Shaw's Supermarkets, Target, Wal-mart and Save Mart grocery stores donate to food pantries. Kroger and Trader Joe's also participate in food donation programs through the nonprofit organizations Food Finders and Feeding America. Grocers that partner with the program Grocery Rescue include QFC, Fred Meyer, Whole Foods, Metropolitan Market, Sam's Club and Albertson's. King Soopers, Sprouts, Safeway and Niwot Market also participate in donation programs.
Nonprofit programs that partner with grocery stores to provide food donations include Campus Kitchens Project, in which college students create community kitchens to transfer unwanted food to the hungry. Grocery stores can also donate through Community Plates, an organization with volunteers that deliver surplus food from grocers to food pantries. Donate Don't Dump, a program created by an elementary school student, collects unwanted food from grocery stores to help feed the hungry.
Some grocery store donation programs focus on a particular geographical location. For example, ExtraFood.org is based in Marin County, California, and serves the hungry by transferring unwanted grocery store products to non-profit food pantries throughout the area. Ahiara Development Union USA is based in Houston, Texas, and helps support local food pantries by distributing surplus grocery store foods. Community Harvest of Stark County, based in Stark County, Ohio, has been gleaning food for food pantries from local food industry businesses since 1989.

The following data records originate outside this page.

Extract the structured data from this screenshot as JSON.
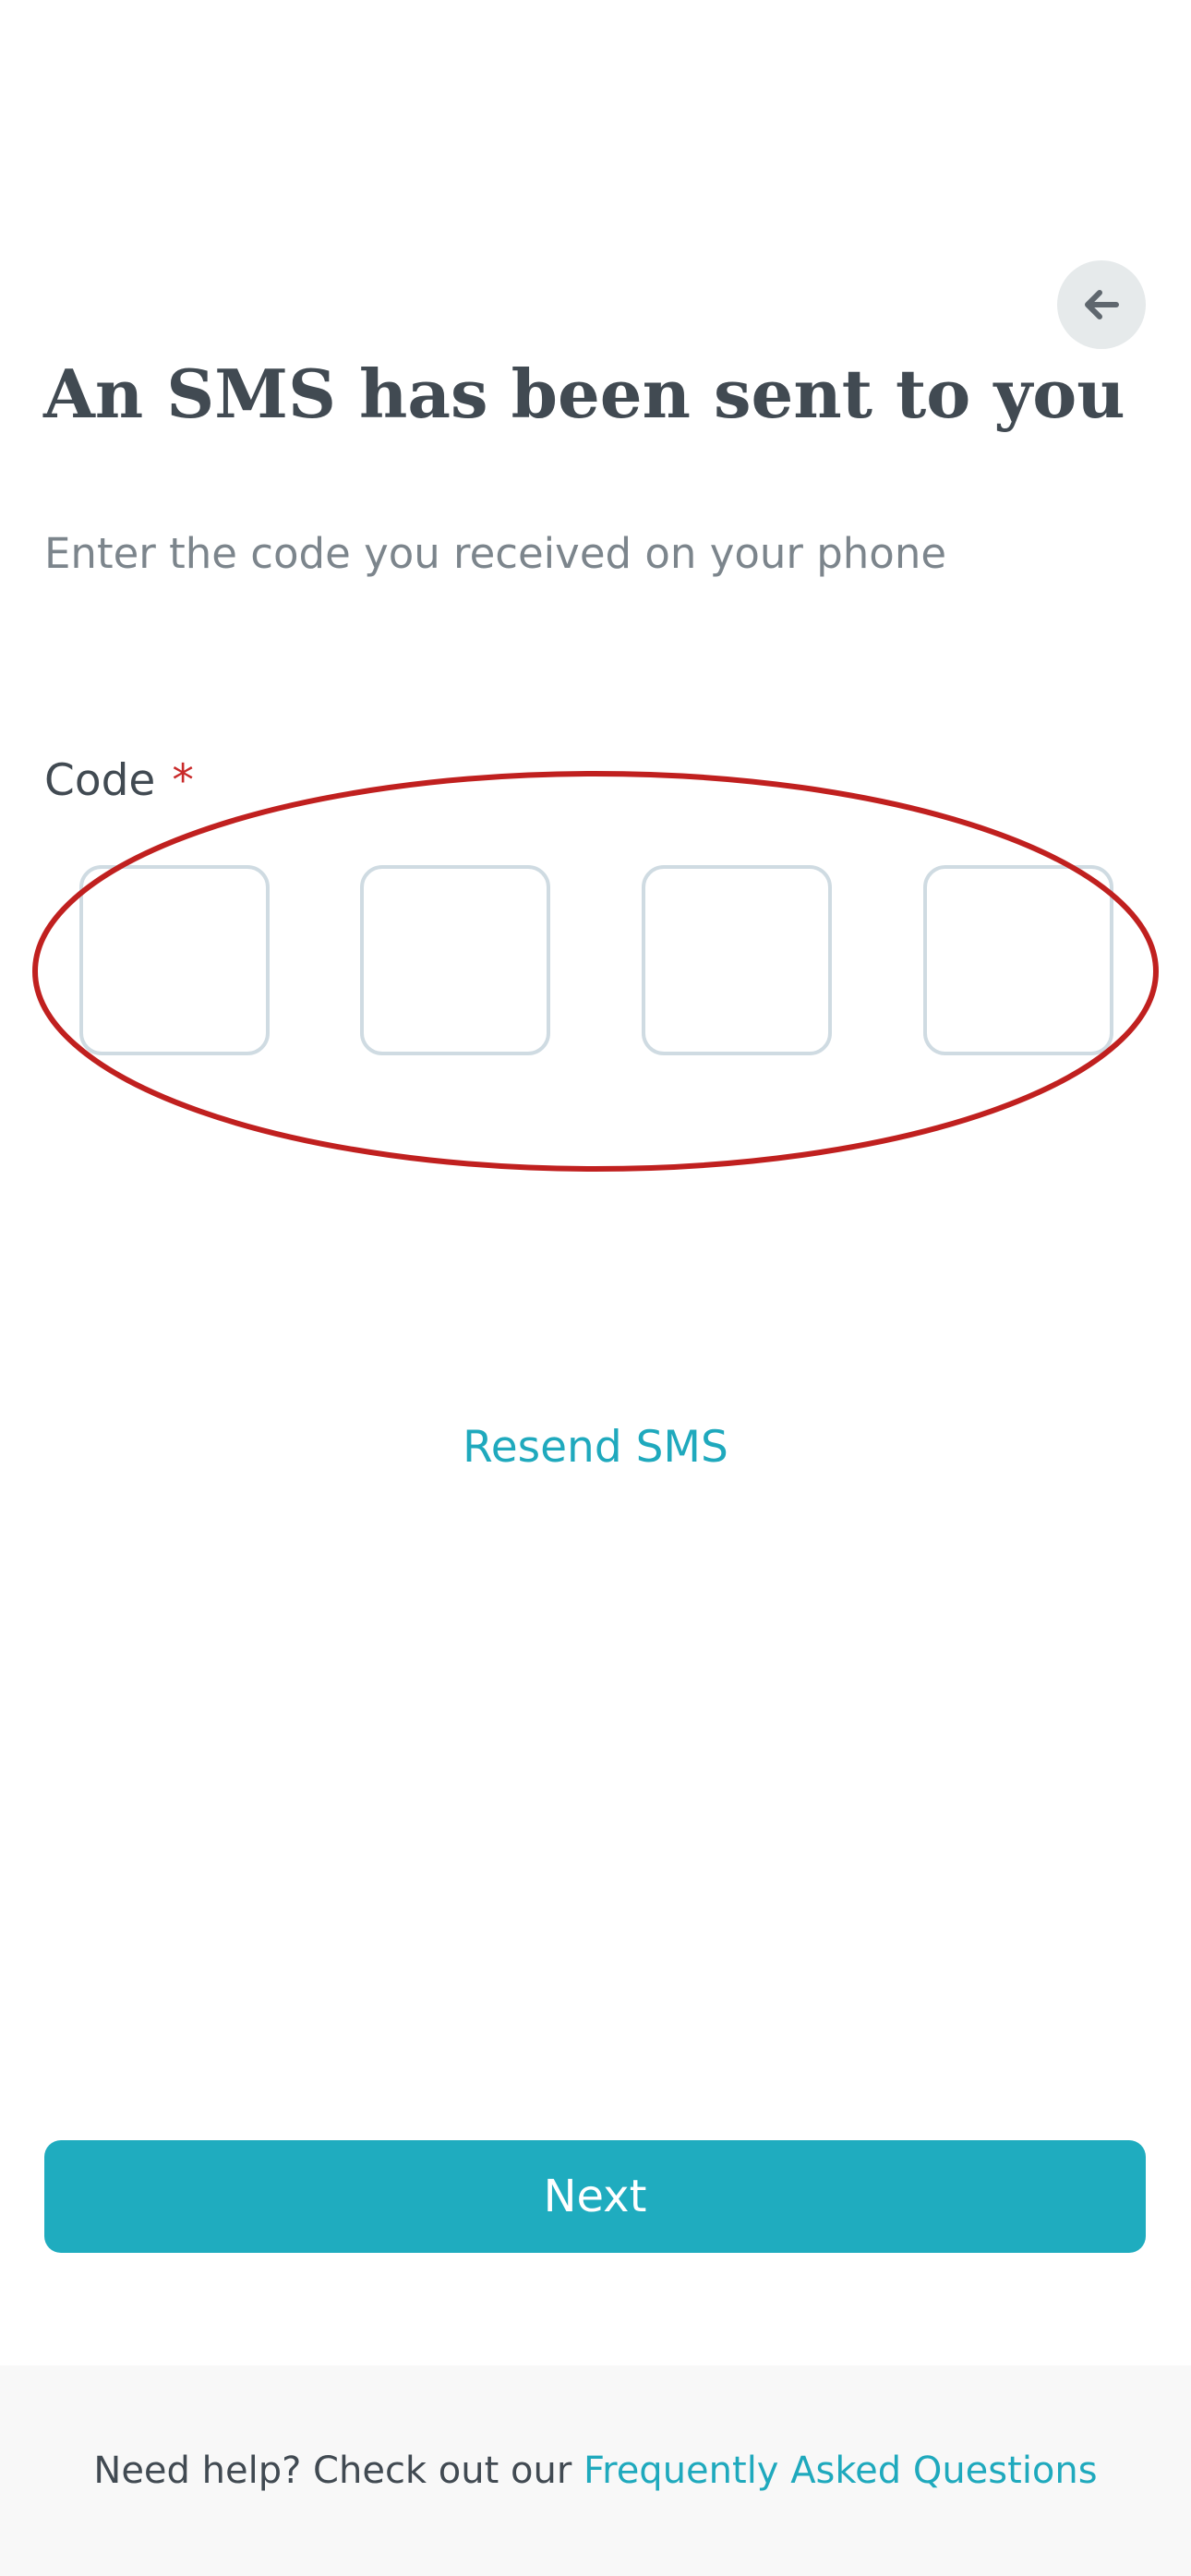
{
  "header": {
    "back_icon": "arrow-left-icon"
  },
  "content": {
    "title": "An SMS has been sent to you",
    "subtitle": "Enter the code you received on your phone",
    "code_label": "Code",
    "required_mark": "*",
    "code_digits": [
      "",
      "",
      "",
      ""
    ],
    "resend_label": "Resend SMS",
    "highlight_color": "#c0201f"
  },
  "actions": {
    "next_label": "Next"
  },
  "footer": {
    "help_text": "Need help? Check out our",
    "faq_link": "Frequently Asked Questions"
  },
  "colors": {
    "accent": "#1facbf",
    "text": "#414a52",
    "muted": "#7c858c",
    "required": "#c92a2a",
    "box_border": "#cfdbe2",
    "footer_bg": "#f8f8f8"
  }
}
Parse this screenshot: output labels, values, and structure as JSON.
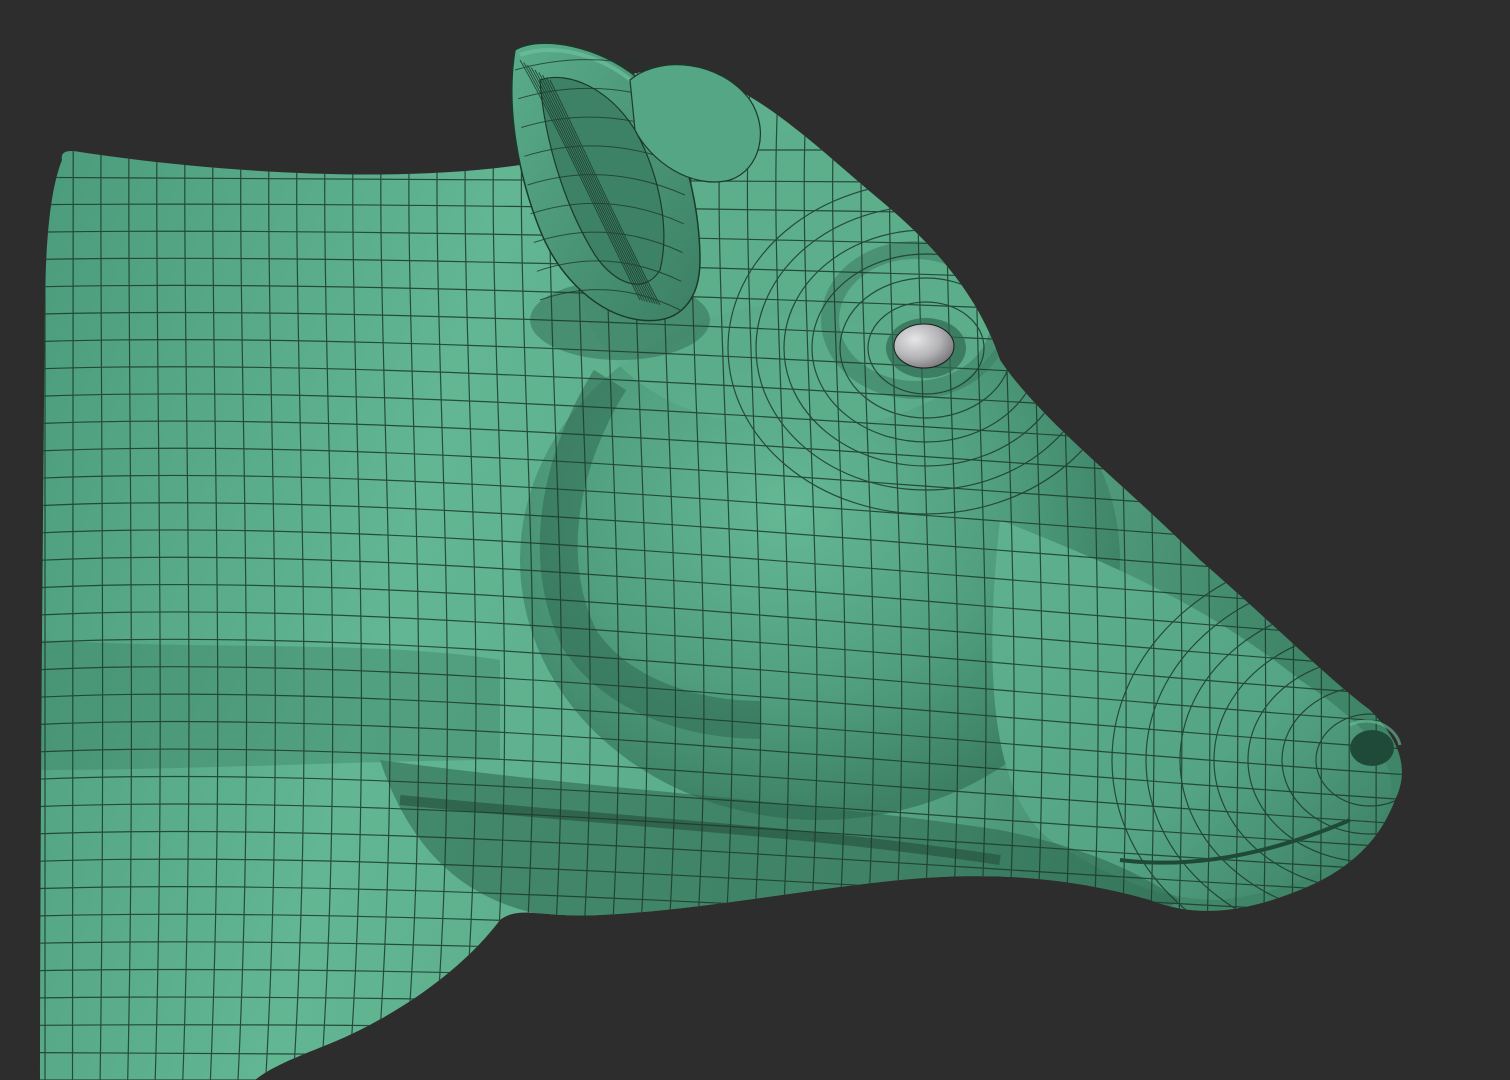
{
  "scene": {
    "subject": "cow-head-mesh",
    "colors": {
      "background": "#2d2d2e",
      "mesh_base": "#4e9e7f",
      "mesh_light": "#68bd97",
      "mesh_shadow": "#2f6a52",
      "mesh_deep_shadow": "#1f4a39",
      "wire": "#1c3a2c",
      "eye": "#b8b8ba",
      "eye_highlight": "#e4e4e6"
    },
    "icons": {
      "eye": "sphere-eye",
      "ear": "ear-cup",
      "nose": "nostril"
    }
  }
}
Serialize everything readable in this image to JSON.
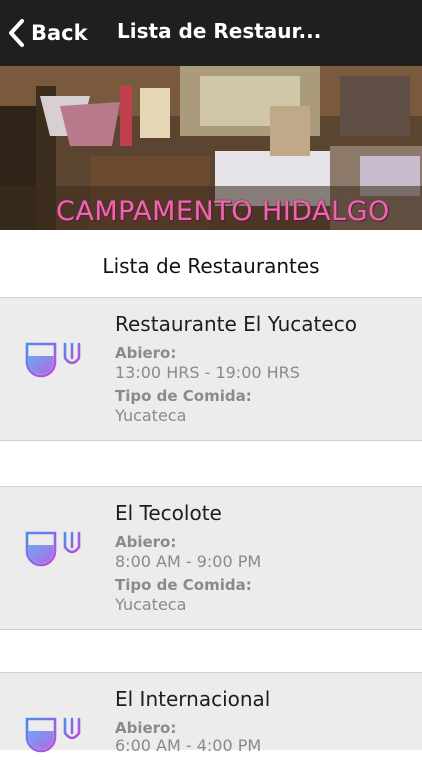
{
  "header": {
    "back_label": "Back",
    "title": "Lista de Restaur..."
  },
  "banner": {
    "text": "CAMPAMENTO HIDALGO"
  },
  "section_title": "Lista de Restaurantes",
  "restaurants": [
    {
      "name": "Restaurante El Yucateco",
      "hours_label": "Abiero:",
      "hours": "13:00 HRS - 19:00 HRS",
      "type_label": "Tipo de Comida:",
      "type": "Yucateca",
      "icon": "wine-glass-fork-icon"
    },
    {
      "name": "El Tecolote",
      "hours_label": "Abiero:",
      "hours": "8:00 AM - 9:00 PM",
      "type_label": "Tipo de Comida:",
      "type": "Yucateca",
      "icon": "wine-glass-fork-icon"
    },
    {
      "name": "El Internacional",
      "hours_label": "Abiero:",
      "hours": "6:00 AM - 4:00 PM",
      "icon": "wine-glass-fork-icon"
    }
  ],
  "colors": {
    "header_bg": "#1f1f1f",
    "card_bg": "#ececec",
    "banner_text": "#e86aa8",
    "icon_gradient_start": "#4a8cf0",
    "icon_gradient_end": "#c54ad8"
  }
}
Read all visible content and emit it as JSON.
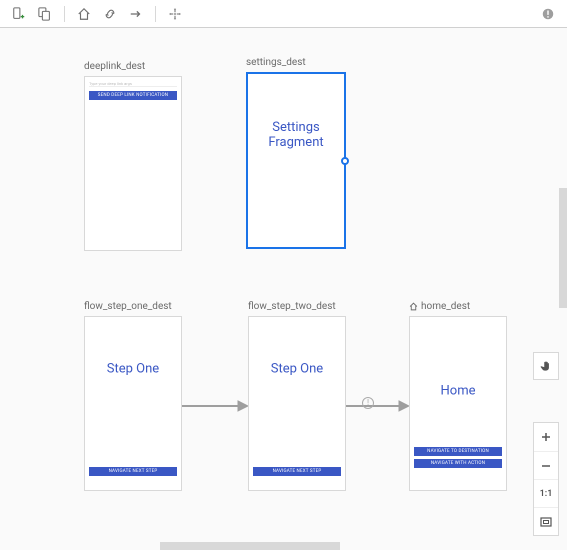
{
  "toolbar": {
    "add_dest": "",
    "nest_graph": "",
    "home": "",
    "deeplink": "",
    "action": "",
    "auto_arrange": "",
    "warning": ""
  },
  "destinations": {
    "deeplink": {
      "label": "deeplink_dest",
      "input_hint": "Type your deep link args",
      "btn": "SEND DEEP LINK NOTIFICATION"
    },
    "settings": {
      "label": "settings_dest",
      "title": "Settings\nFragment"
    },
    "step_one": {
      "label": "flow_step_one_dest",
      "title": "Step One",
      "btn": "NAVIGATE NEXT STEP"
    },
    "step_two": {
      "label": "flow_step_two_dest",
      "title": "Step One",
      "btn": "NAVIGATE NEXT STEP"
    },
    "home": {
      "label": "home_dest",
      "title": "Home",
      "btn1": "NAVIGATE TO DESTINATION",
      "btn2": "NAVIGATE WITH ACTION"
    }
  },
  "controls": {
    "one_to_one": "1:1"
  }
}
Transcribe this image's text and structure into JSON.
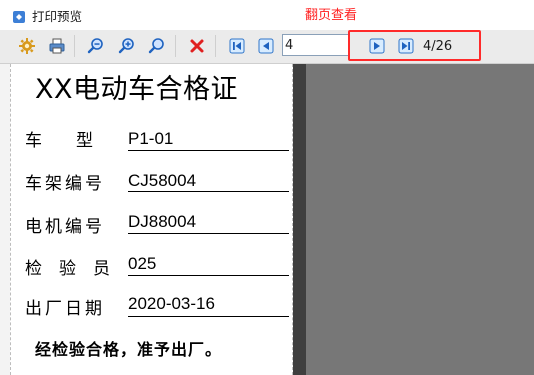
{
  "window": {
    "title": "打印预览",
    "annotation": "翻页查看"
  },
  "toolbar": {
    "buttons": [
      {
        "name": "settings",
        "icon": "gear-icon"
      },
      {
        "name": "print",
        "icon": "printer-icon"
      },
      {
        "name": "zoom-out",
        "icon": "zoom-out-icon"
      },
      {
        "name": "zoom-in",
        "icon": "zoom-in-icon"
      },
      {
        "name": "zoom-fit",
        "icon": "zoom-icon"
      },
      {
        "name": "close",
        "icon": "close-icon"
      },
      {
        "name": "first-page",
        "icon": "first-page-icon"
      },
      {
        "name": "prev-page",
        "icon": "prev-page-icon"
      },
      {
        "name": "next-page",
        "icon": "next-page-icon"
      },
      {
        "name": "last-page",
        "icon": "last-page-icon"
      }
    ],
    "page_input": "4",
    "page_count": "4/26"
  },
  "certificate": {
    "title": "XX电动车合格证",
    "fields": [
      {
        "label": "车　　型",
        "value": "P1-01"
      },
      {
        "label": "车架编号",
        "value": "CJ58004"
      },
      {
        "label": "电机编号",
        "value": "DJ88004"
      },
      {
        "label": "检　验　员",
        "value": "025"
      },
      {
        "label": "出厂日期",
        "value": "2020-03-16"
      }
    ],
    "footer": "经检验合格，准予出厂。"
  },
  "colors": {
    "annotation": "#ff2020",
    "preview_bg": "#777777",
    "nav_button": "#1f7fd1"
  }
}
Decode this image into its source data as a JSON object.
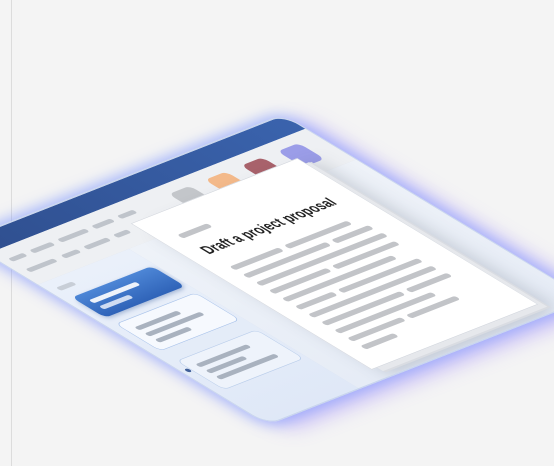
{
  "document": {
    "title": "Draft a project proposal"
  },
  "theme": {
    "titlebar_color": "#34589d",
    "swatches": [
      {
        "name": "gray-swatch",
        "color": "#c3c6ca"
      },
      {
        "name": "orange-swatch",
        "color": "#f3b98a"
      },
      {
        "name": "red-swatch",
        "color": "#a8626b"
      },
      {
        "name": "purple-swatch",
        "color": "#9b9de8"
      }
    ],
    "selected_item_color": "#3d74c8"
  }
}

The U.S. Department of Agriculture has led efforts to obtain and distribute unsold food from farmers, farmers' markets, grocery stores and food industry businesses. The USDA encourages gleaning, or the recovery and distribution of fresh foods to families who lack food security. Participating donors are protected from liability by the Bill Emerson Good Samaritan Food Donation Act. Businesses can also reap tax benefits through donations.